There were a couple of transport trailers and two barns in the yard. The trailers and one barn were shut tight. The other barn stood wide open.
It had metal walls and an open concrete floor. There was no place to sleep. But I did find a garbage bin filled with paper sacks. They were the big, forty pound type of sack. I gathered up half a dozen and headed out to the side yard where I had seen a blue spruce.
Sleeping under a tree isn't any warmer than being out in the open, but spruces give a lot of cover from rain and snow. I put down a pad of sacks to lie on, then I crawled in with my head toward the trunk. My backpack had the laptop and files in it. That became my pillow.
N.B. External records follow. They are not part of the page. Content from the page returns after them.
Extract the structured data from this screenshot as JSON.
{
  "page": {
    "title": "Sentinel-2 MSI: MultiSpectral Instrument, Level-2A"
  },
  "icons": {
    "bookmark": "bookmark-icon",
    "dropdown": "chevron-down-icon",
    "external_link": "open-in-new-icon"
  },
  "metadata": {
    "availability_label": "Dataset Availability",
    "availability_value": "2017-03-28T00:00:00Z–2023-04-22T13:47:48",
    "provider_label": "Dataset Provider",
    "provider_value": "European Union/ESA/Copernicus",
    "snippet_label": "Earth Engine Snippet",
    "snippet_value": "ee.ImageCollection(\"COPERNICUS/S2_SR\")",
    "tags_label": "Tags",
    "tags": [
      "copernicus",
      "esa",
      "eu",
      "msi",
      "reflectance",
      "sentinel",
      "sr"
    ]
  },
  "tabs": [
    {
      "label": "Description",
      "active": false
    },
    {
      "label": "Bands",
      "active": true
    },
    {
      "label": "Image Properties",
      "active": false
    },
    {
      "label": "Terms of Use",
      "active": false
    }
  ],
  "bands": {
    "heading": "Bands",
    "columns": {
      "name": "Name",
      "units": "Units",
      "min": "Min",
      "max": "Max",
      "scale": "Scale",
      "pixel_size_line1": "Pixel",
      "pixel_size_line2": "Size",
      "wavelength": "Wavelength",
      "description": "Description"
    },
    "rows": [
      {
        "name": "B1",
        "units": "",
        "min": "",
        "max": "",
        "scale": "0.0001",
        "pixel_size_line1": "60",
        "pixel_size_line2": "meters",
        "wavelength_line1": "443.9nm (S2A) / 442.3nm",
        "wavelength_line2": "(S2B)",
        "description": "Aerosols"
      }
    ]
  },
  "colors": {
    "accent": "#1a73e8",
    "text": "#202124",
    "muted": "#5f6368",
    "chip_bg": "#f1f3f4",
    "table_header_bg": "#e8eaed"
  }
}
The two remaining sacks became my blanket.
It wasn't even close to comfortable. I managed less than two hours of fitful sleeping before I decided to give up. I crawled out from under the tree leaving the sacks behind. What to do next?
I thought about a suicide attempt that landed me in the hospital for several days.
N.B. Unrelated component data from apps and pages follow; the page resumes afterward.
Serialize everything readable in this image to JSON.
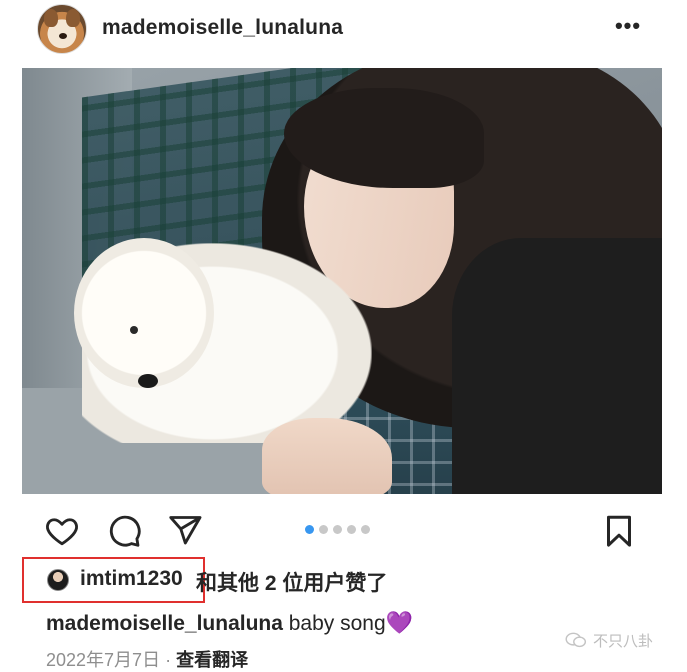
{
  "header": {
    "username": "mademoiselle_lunaluna",
    "more_icon": "more-horizontal-icon",
    "more_label": "•••"
  },
  "post": {
    "carousel": {
      "count": 5,
      "active_index": 0
    },
    "colors": {
      "accent": "#3897f0",
      "highlight": "#e0302e",
      "heart": "#9b4de0"
    }
  },
  "actions": {
    "like_icon": "heart-outline-icon",
    "comment_icon": "comment-bubble-icon",
    "share_icon": "paper-plane-icon",
    "save_icon": "bookmark-icon"
  },
  "likes": {
    "user": "imtim1230",
    "rest": "和其他 2 位用户赞了"
  },
  "caption": {
    "user": "mademoiselle_lunaluna",
    "text": " baby song",
    "emoji": "💜"
  },
  "meta": {
    "date": "2022年7月7日",
    "separator": " · ",
    "translate": "查看翻译"
  },
  "watermark": {
    "text": "不只八卦"
  }
}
It was in January, and I was in high school. I had taken up cross country running, and decided to put it to good use. It was snowing and after dark when I decided to go for a run.
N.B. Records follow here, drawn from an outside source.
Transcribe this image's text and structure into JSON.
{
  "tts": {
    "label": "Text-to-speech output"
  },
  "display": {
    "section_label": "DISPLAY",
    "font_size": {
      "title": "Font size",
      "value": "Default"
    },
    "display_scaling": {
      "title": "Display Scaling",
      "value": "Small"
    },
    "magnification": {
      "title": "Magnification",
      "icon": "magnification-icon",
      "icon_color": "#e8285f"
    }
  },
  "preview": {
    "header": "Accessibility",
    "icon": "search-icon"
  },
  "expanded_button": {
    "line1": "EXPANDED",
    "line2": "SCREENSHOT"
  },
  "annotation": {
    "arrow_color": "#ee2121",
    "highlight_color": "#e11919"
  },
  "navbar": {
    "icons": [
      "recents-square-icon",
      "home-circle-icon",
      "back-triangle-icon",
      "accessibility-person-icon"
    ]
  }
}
I ran for about seven miles (far enough to be tired), then headed for Birch Court. A friend from high school lived on that street. My thought was that someone who knew me would find me in the morning.
It made sense to fall and roll a couple of times before getting to my friend's house. In my mind, that would show anyone who looked that I had run too far and worn myself out. When I got to my friend's house, I fell down and lay in the snow covered street until I fell asleep.
Hypothermia and dehydration kept me in the hospital for three days.
It was thirty-two years later, and you could argue I had more reason for suicide now than I did then. But my mind was focused on getting through the night so a solution could be found. It's amazing how much is determined by our attitude at any given moment.
I had passed a horse barn on the way out of town. It was almost an hour's walk back, but I figured that might offer better options for sleeping.
Luck was with me when I got there because the door to the barn was unlocked. Unfortunately, there was no straw or hay in the loft, and every stall was occupied. The best I could do was a plastic lawn chair and a tarp. It kept me warm enough that I was able to get some broken sleep until just after five in the morning. Then I figured it would be better to leave than push my luck by being found in the barn.
I head back into town with a sudden, brilliant idea. Yea, real brilliant.
My new plan is to rent a car, drive as far south as I can, then cross the border into Mexico and wander in the barrens until I die or get a better idea. Isn't that a fantastic plan?
It didn't work out quite the way I had envisioned it. I got the car okay, even though it was the day before Thanksgiving. And I managed to drive all the way to Loredo, Texas.
There were a lot of stops along the way.
My usual routine is to drive straight through. Stops are based on needing gas. So gas, food, washroom, and stretching are normally worked into a single stop every six to eight hours. This time, there were stops before some bridges, after other bridges. You see, part of my plan was to just drive into a bridge. Most of them have those yellow barrels around the columns, but not all, and you don't have to drive straight into the columns to get the job done.
That's why there were extra stops. I'd see a bridge and start speeding up, then I'd think about what it means to give up. Giving up and killing myself means all the people who called me worthless get to be right. It means there's no chance to set the record straight, or prove anybody wrong. It certainly means the pain stops, but it also means the game is over. Do not pass Go, do not collect two hundred dollars.
Every time I stopped I got out and walked around. I yelled, screamed, swore, cursed, ranted at God, complained about how unfair everything was, and even pounded the hood of the car. Lucky for me I didn't dent the thing. Basically I had two days of temper tantrums while driving to Loredo. Not my best moments.
It did, however, get better when I got to Loredo.